And we are much more likely to work alone. Not so long ago in America, most people worked on factory or office floors, places where they could see co-workers. Open offices are long gone, replaced by spaces partitioned into gray modules built of portable slabs. When we sit down, we are meant to be useful as individuals. And few of us have factory jobs, and even there we are likely to be operating an individual workstation, interacting with a computer, not another worker.
I played on the street, just another kid among the half a hundred who lived on our block. I stepped outside our row house and surveyed the gangs to look for my pals. My older brother had a different group of pals, and the girls had their little packs. But the street was everyone’s, the place we shared, where we came together to play. A computer game can be played without playmates.
At the dinner table, each of us can use our smart phones.We entertain ourselves alone by listening to songs of our choosing through personal earpieces. We stream the shows that we alone want to watch and view them on our personal phones, televisions, and computers. We go to fewer concerts every year, and movie theatres may soon be obsolete. You can have food brought to your door, order your clothing from Amazon. Why go out?
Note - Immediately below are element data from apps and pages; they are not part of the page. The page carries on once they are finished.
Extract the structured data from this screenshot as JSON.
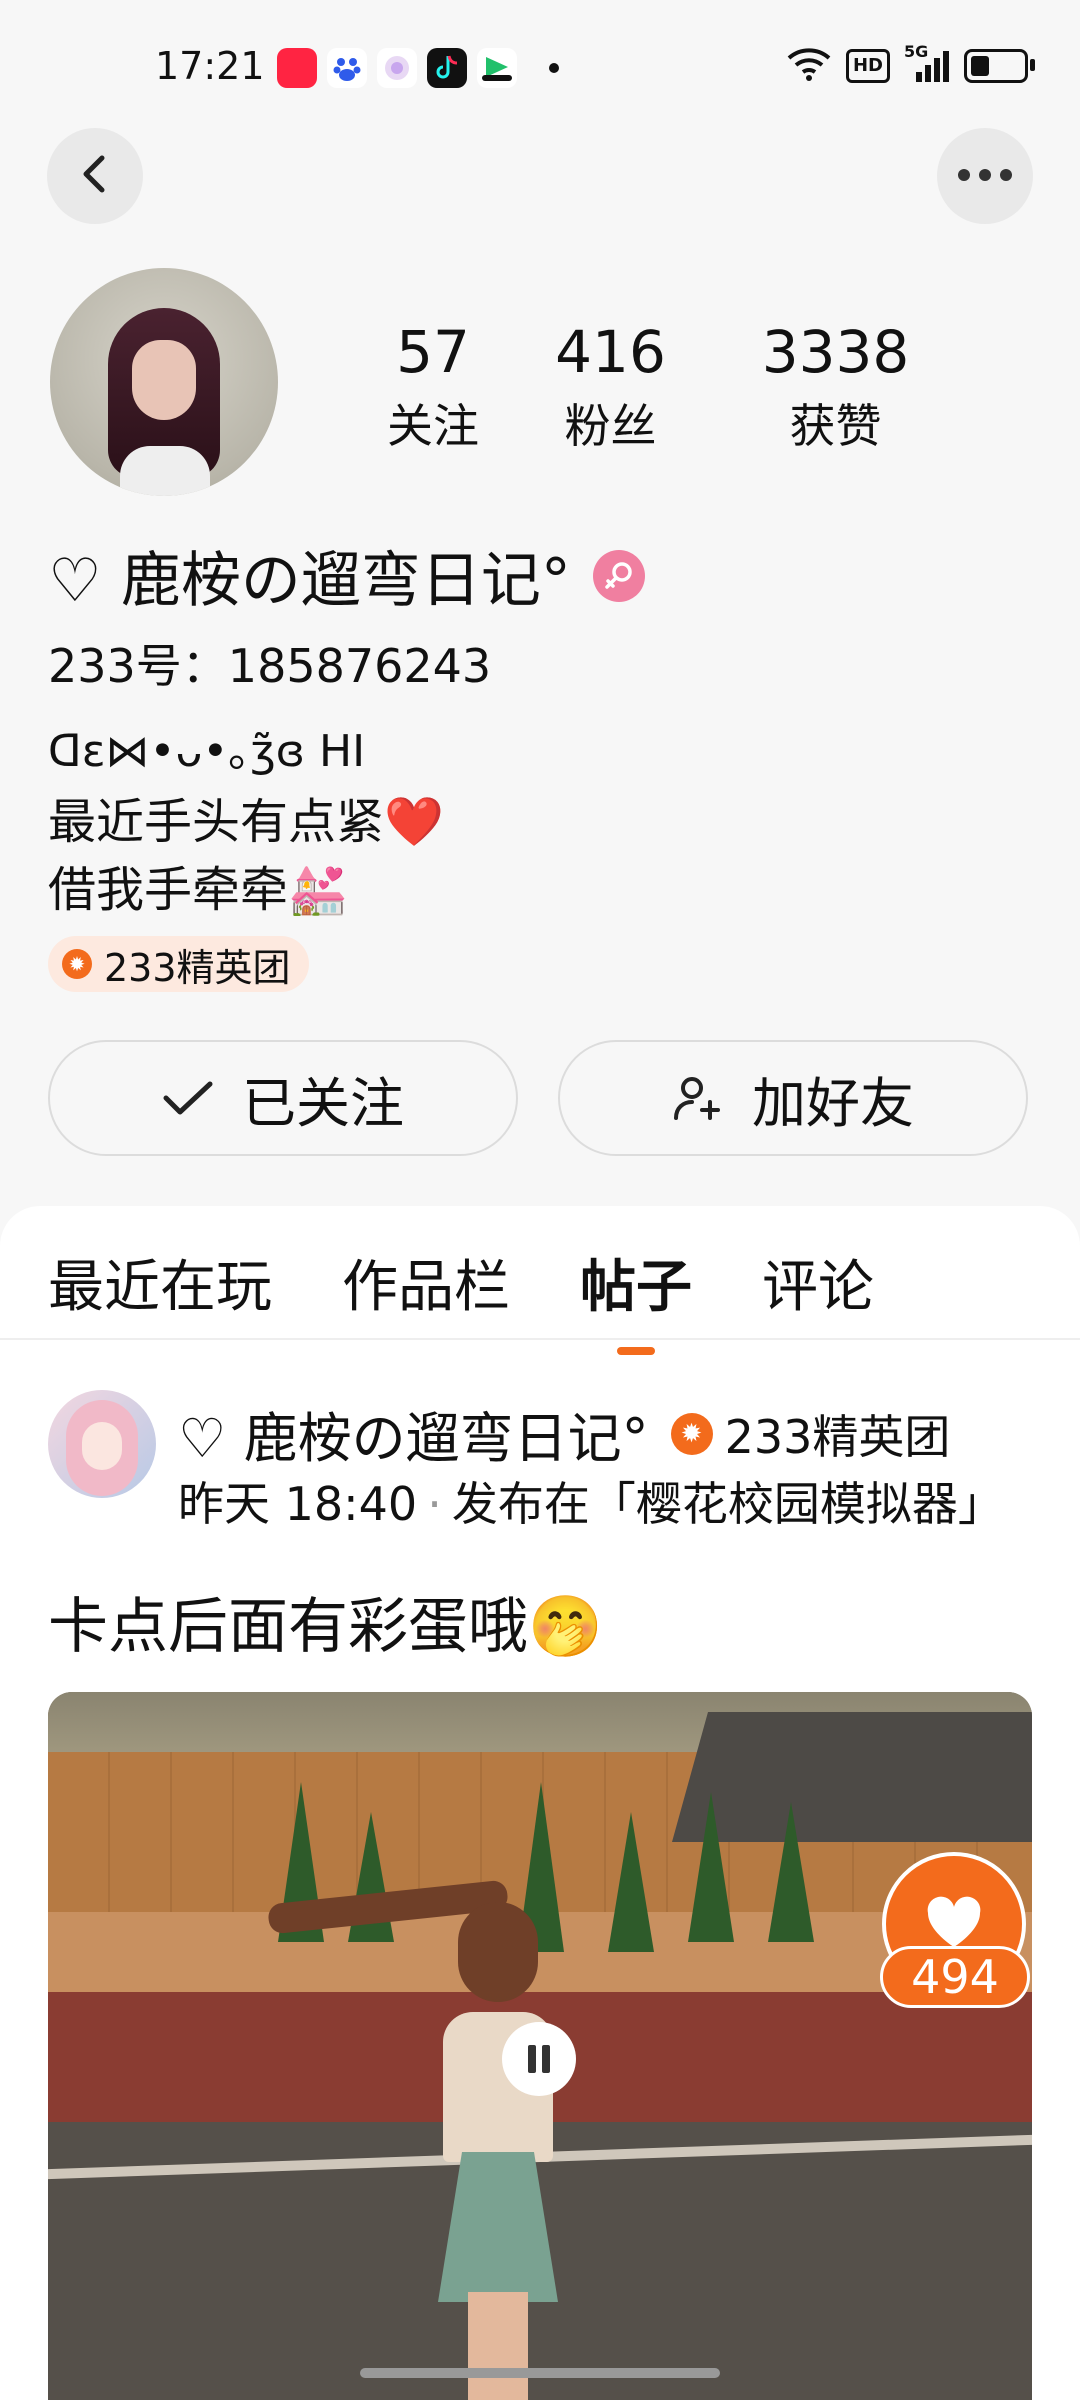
{
  "status_bar": {
    "time": "17:21",
    "app_icons": [
      "xiaohongshu-icon",
      "baidu-icon",
      "app-icon",
      "tiktok-icon",
      "video-app-icon"
    ],
    "hd_label": "HD",
    "network_label": "5G",
    "battery_level": 0.35
  },
  "profile": {
    "stats": [
      {
        "value": "57",
        "label": "关注"
      },
      {
        "value": "416",
        "label": "粉丝"
      },
      {
        "value": "3338",
        "label": "获赞"
      }
    ],
    "nickname": "♡ 鹿桉の遛弯日记°",
    "uid_text": "233号：185876243",
    "bio_line1": "ᗡɛ⋈•ᴗ•｡ʒ̃ɞ HI",
    "bio_line2": "最近手头有点紧❤️",
    "bio_line3": "借我手牵牵💒",
    "elite_tag": "233精英团"
  },
  "actions": {
    "follow_label": "已关注",
    "add_friend_label": "加好友"
  },
  "tabs": [
    {
      "label": "最近在玩",
      "active": false
    },
    {
      "label": "作品栏",
      "active": false
    },
    {
      "label": "帖子",
      "active": true
    },
    {
      "label": "评论",
      "active": false
    }
  ],
  "post": {
    "author": "♡ 鹿桉の遛弯日记°",
    "author_tag": "233精英团",
    "time": "昨天 18:40",
    "separator": "·",
    "published_in": "发布在「樱花校园模拟器」",
    "text": "卡点后面有彩蛋哦🤭",
    "like_count": "494"
  },
  "colors": {
    "accent": "#f36b1c",
    "gender_badge": "#f07fa0",
    "elite_bg": "#fde9df"
  }
}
We must prefer it this way, else we wouldn’t keep building suburbs, buying the electronic gadgets and the cars. I guess we crave personal space. But if we don’t routinely share spaces with others, it has to affect our sense of self and how we understand our place in the community, our sense of common humanity.
Technology is just a fancy word for tools. From the beginning, since our hominid ancestors used sticks to scratch their backs, we make tools to enhance our individual capabilities. Every new technological advance enhances our individual power more precisely But, ultimately, as our capabilities are enhanced, we need others less and less. Where will it end?